Problem requirements => Output each record in full, exactly as it stands.

Source data =>
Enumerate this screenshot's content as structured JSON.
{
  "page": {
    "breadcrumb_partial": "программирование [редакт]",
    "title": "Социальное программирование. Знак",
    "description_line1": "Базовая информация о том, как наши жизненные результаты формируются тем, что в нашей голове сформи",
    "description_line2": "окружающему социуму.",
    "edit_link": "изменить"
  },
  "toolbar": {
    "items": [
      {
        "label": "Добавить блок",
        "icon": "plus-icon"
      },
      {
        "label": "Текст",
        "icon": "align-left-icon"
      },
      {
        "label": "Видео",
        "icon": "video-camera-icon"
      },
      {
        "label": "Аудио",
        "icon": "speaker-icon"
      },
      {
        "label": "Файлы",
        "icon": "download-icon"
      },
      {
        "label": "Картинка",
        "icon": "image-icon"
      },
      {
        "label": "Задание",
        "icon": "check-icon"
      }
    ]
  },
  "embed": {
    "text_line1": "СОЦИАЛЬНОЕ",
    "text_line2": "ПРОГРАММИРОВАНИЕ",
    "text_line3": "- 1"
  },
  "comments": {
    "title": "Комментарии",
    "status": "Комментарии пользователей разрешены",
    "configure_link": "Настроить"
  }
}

Your response =>
Enumerate this screenshot's content as structured JSON.
{
  "page": {
    "breadcrumb_partial": "программирование [редакт]",
    "title": "Социальное программирование. Знак",
    "description_line1": "Базовая информация о том, как наши жизненные результаты формируются тем, что в нашей голове сформи",
    "description_line2": "окружающему социуму.",
    "edit_link": "изменить"
  },
  "toolbar": {
    "items": [
      {
        "label": "Добавить блок",
        "icon": "plus-icon"
      },
      {
        "label": "Текст",
        "icon": "align-left-icon"
      },
      {
        "label": "Видео",
        "icon": "video-camera-icon"
      },
      {
        "label": "Аудио",
        "icon": "speaker-icon"
      },
      {
        "label": "Файлы",
        "icon": "download-icon"
      },
      {
        "label": "Картинка",
        "icon": "image-icon"
      },
      {
        "label": "Задание",
        "icon": "check-icon"
      }
    ]
  },
  "embed": {
    "text_line1": "СОЦИАЛЬНОЕ",
    "text_line2": "ПРОГРАММИРОВАНИЕ",
    "text_line3": "- 1"
  },
  "comments": {
    "title": "Комментарии",
    "status": "Комментарии пользователей разрешены",
    "configure_link": "Настроить"
  }
}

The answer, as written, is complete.